Near the end of 8th grade there was an incident in which I found out how much I could not trust girls and was pleasantly surprised to find that I was wrong to classify everyone in my class as a threat. I was pulled out of a dangerous situation, backed against a wall and lectured about putting myself in harm's way. My lecturer then instructed me to join him and his friends in the Religious Ed center. He promised me that if daggers were stared into my back he an his friends would stare them right back. I told him no. He only told me once more that I was going to go and that was the end of it.
The next day I had tried to hide in the library which was in the same part of the building. That turned out to be a bad idea. The posse that had ambushed me the day before was waiting for me outside of the library. So I turned on my heel and went into the religious ed center. My Hannenberg was really nice about me being the only girl in the room. John, my guardian angel and lecturer from the day before, slung an arm around my shoulder, brought me over to the game console and told the guys I was going to be with them at lunch from now on. The guys made room for me. Jeff let me have the controller and my Pacman died in 60 seconds. We all laughed. It was the first time I didn't feel like I had been laughed at but with. Everything was cordial and laid back. Wayne gave me his next turn and the guys spent the rest of that first lunch trying to explain the game and some of the subtleties of hand eye coordination. I have great dexterity when I'm doing the designing. But I have a hard time with video games. I don't know why but playing video games with the guys made the rest of 8th grade so much easier.

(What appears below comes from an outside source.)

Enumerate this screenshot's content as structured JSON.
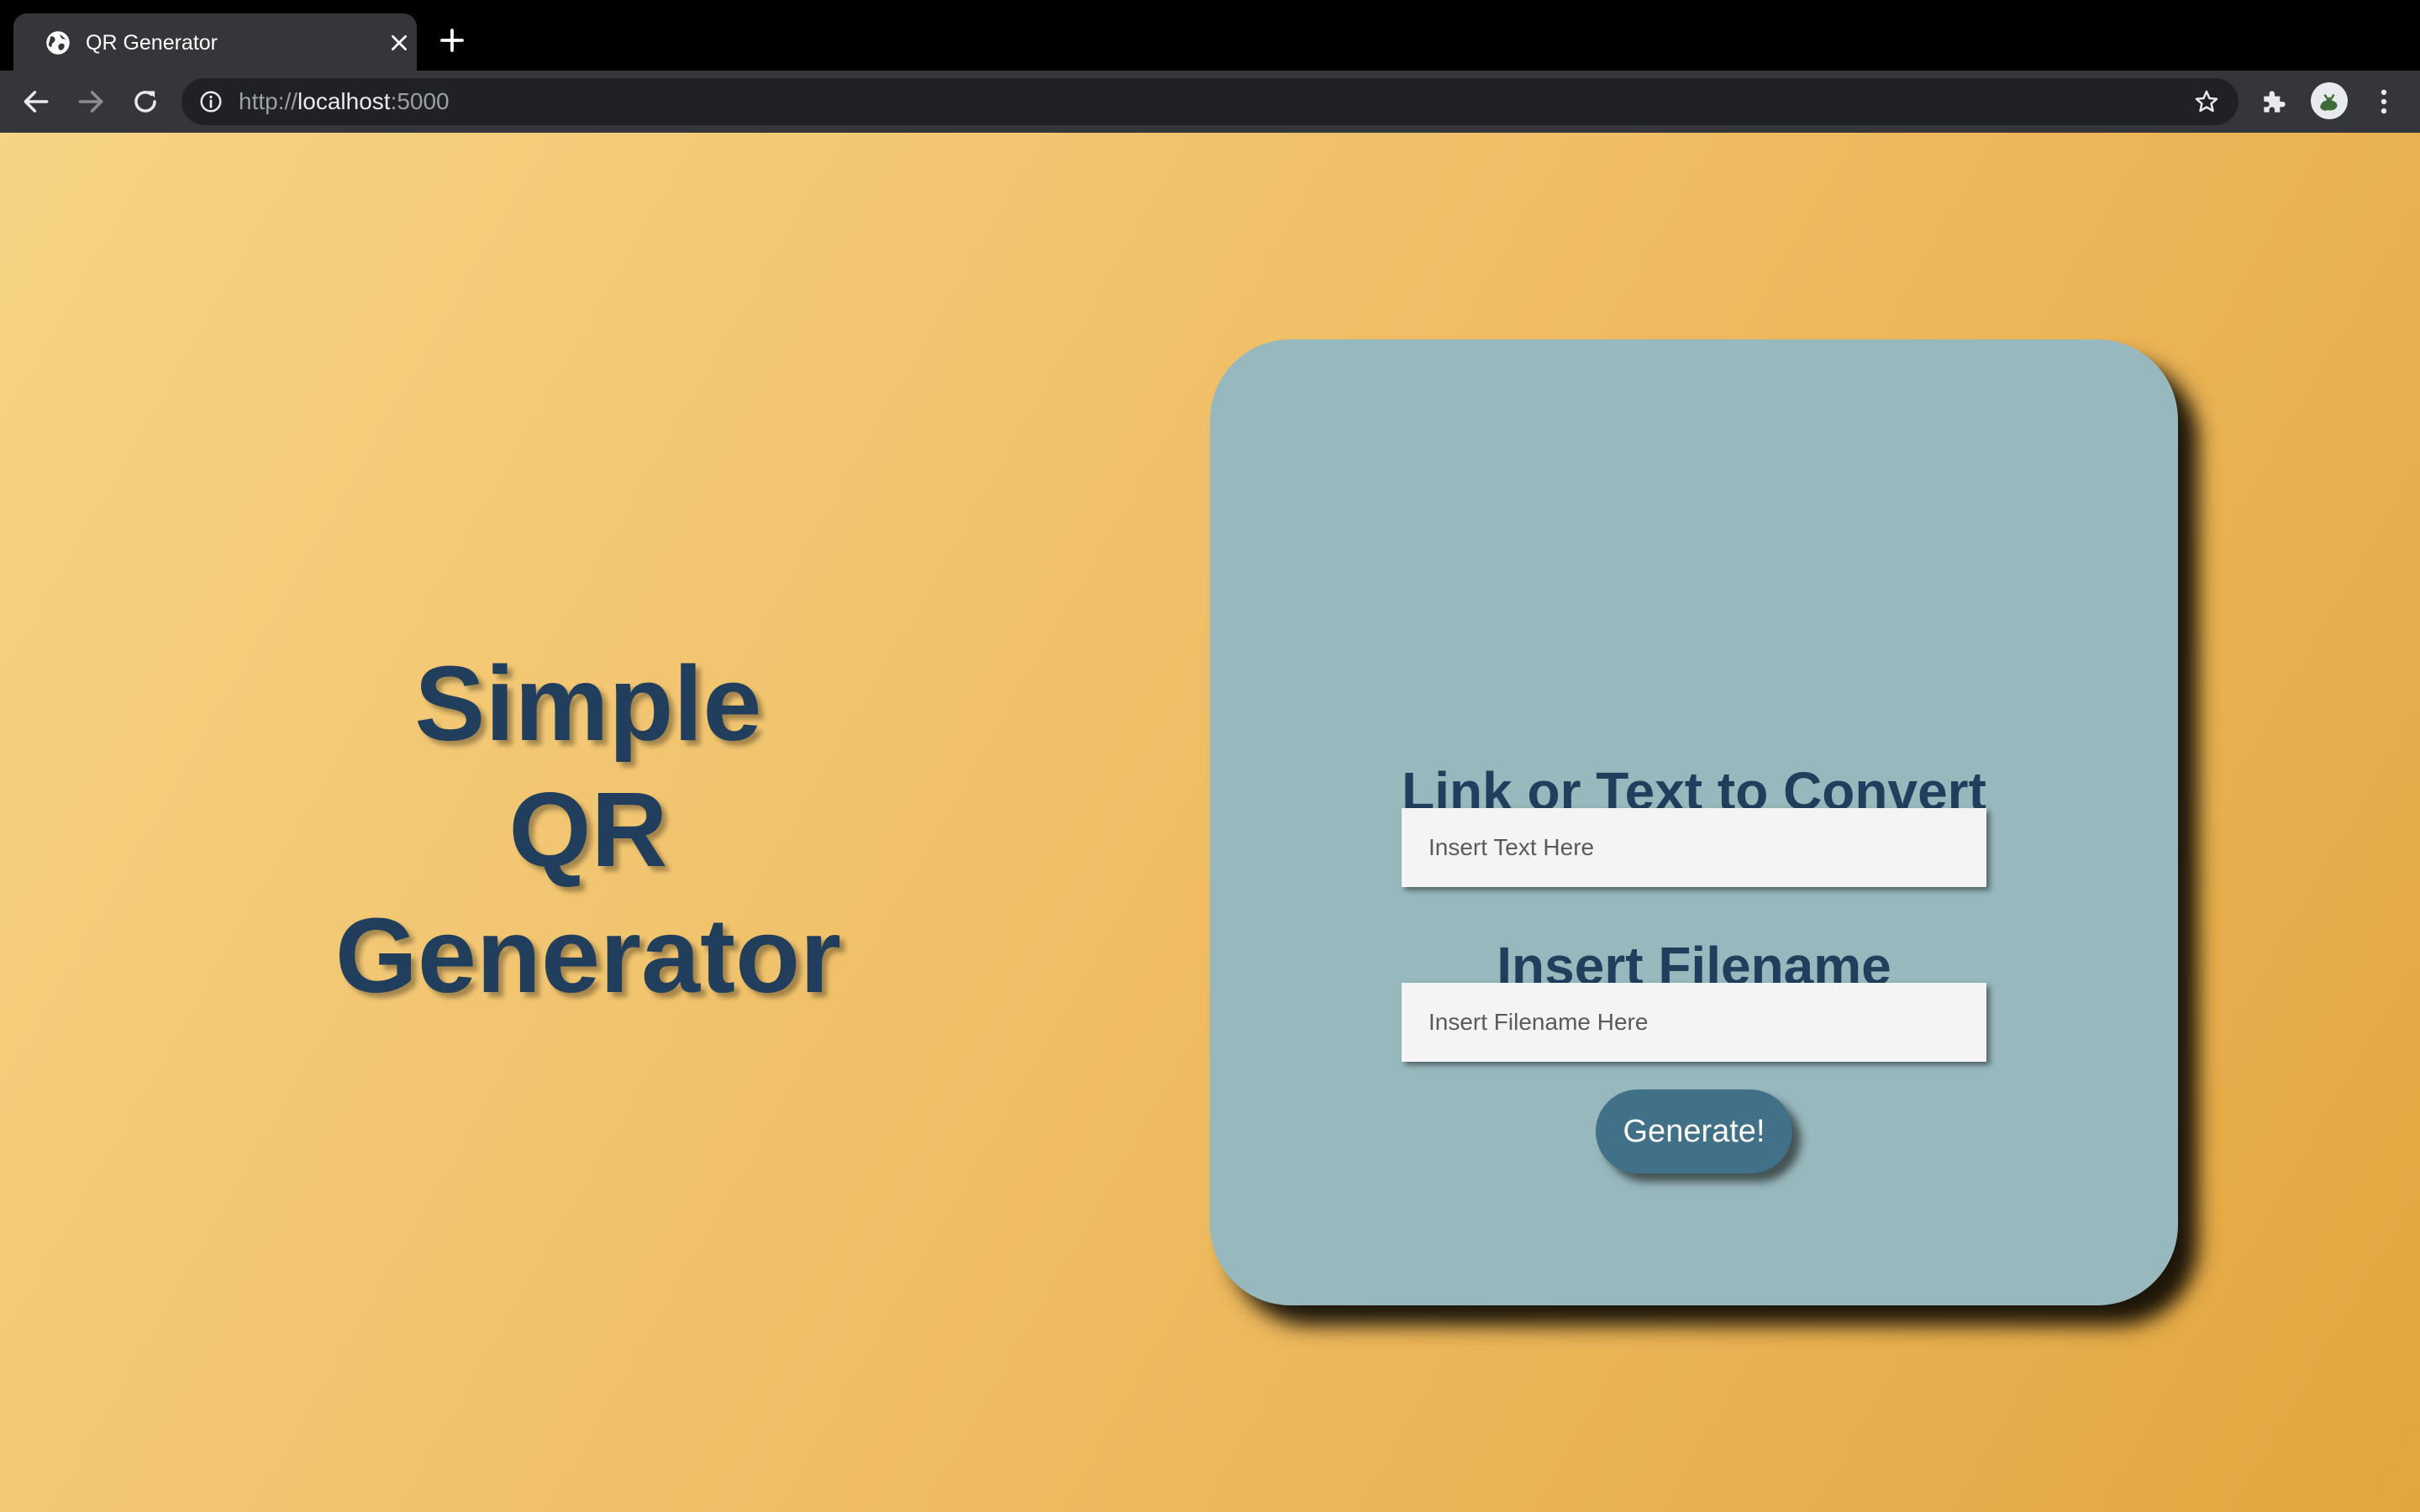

That game console was a bridge. I wasn't very good at it. And I didn't improve quickly at all. But it was something, like Matchbox cars in 1st grade, that connected me to classmates. They were all pretty patient with me. After a few weeks the guys would call "Winner!" to get in line to play next. Winner kept the good controller. Which, correct me if I am wrong seems to always be the right hand controller. The left hand one seems to be slow to respond and gives the other player a distinct advantage. Of course that may just have been my perception. But successive consoles have not changed my opinion on the built in handicap theory. At any rate, while the opponents were engaged in two player battle the rest of us would have a conversation in between shouts of encouragement. After a while I started calling "Looser!"
If I wanted any chance at lasting in two player game play then I couldn't play the winner. And everyone wanted to play the winner. So the best players got more game time. Like good friends do, the guys let me get away with that. And I would be able to last a little while longer against the weaker player. It was the only way the other poorer players could play too. It was fun. And relaxing. And we built good friendships over that console. The boy who was so merciless in tormenting me for the better part of 7 years left me alone after a week with them in the religious ed center. So in the end the best part of playing Pacman was being able to be comfortable in my own skin as I unabashedly sucked gizzards.
Pacman was the gateway to other games. Gauntlet at the pizza place before youth group helped pass the couple of hours between school and Bible study; basic Mario while babysitting that lead to new heights of epic sucking; and the range of Nintendo we played on Fridays. But it was also the gateway to other friendships. With the kinds of interests I had as a young child I had a hard time finding the commonality to connect with my classmates. Year after year of being left out because I couldn't feign interest in Barbie dolls and disco boy bands, I was despairing of ever fitting in. But Pacman was fun and those conversations between games revealed other similar interests. And that is all that it took to open up the world to me.
Happy Anniversary PacMan. And thanks for reminding me that for the better part of my life things have not sucked... just my hand eye coordination.